[Data for the task — start]
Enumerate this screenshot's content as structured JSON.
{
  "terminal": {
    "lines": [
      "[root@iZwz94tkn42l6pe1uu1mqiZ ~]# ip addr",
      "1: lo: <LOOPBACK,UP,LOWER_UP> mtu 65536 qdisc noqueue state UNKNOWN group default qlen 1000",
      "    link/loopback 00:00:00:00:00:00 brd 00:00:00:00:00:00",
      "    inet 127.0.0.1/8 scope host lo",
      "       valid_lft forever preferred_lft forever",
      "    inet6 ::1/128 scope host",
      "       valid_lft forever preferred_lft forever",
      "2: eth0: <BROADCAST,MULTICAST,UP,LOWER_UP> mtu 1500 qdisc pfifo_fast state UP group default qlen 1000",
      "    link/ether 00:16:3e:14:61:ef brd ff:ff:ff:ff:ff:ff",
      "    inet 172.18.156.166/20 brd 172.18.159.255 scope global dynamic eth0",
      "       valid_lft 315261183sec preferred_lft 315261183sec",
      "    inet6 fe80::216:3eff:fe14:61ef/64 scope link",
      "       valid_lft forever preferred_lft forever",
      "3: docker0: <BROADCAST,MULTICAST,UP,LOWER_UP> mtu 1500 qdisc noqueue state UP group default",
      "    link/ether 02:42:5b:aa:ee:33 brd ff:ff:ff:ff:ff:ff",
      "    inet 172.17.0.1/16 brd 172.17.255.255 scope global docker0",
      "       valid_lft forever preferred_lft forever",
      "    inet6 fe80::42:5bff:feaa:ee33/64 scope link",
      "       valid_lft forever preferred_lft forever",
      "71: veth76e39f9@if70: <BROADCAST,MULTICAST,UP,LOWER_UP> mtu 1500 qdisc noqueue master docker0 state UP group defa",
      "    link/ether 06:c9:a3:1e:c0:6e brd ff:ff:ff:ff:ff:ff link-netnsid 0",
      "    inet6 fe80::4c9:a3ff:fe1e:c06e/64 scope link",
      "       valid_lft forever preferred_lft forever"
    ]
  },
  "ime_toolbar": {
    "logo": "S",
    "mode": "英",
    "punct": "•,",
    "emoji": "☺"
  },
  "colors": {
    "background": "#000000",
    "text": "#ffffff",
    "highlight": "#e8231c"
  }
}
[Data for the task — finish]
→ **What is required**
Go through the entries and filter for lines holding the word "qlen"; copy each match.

→ **Written answer**
      "1: lo: <LOOPBACK,UP,LOWER_UP> mtu 65536 qdisc noqueue state UNKNOWN group default qlen 1000",
      "2: eth0: <BROADCAST,MULTICAST,UP,LOWER_UP> mtu 1500 qdisc pfifo_fast state UP group default qlen 1000",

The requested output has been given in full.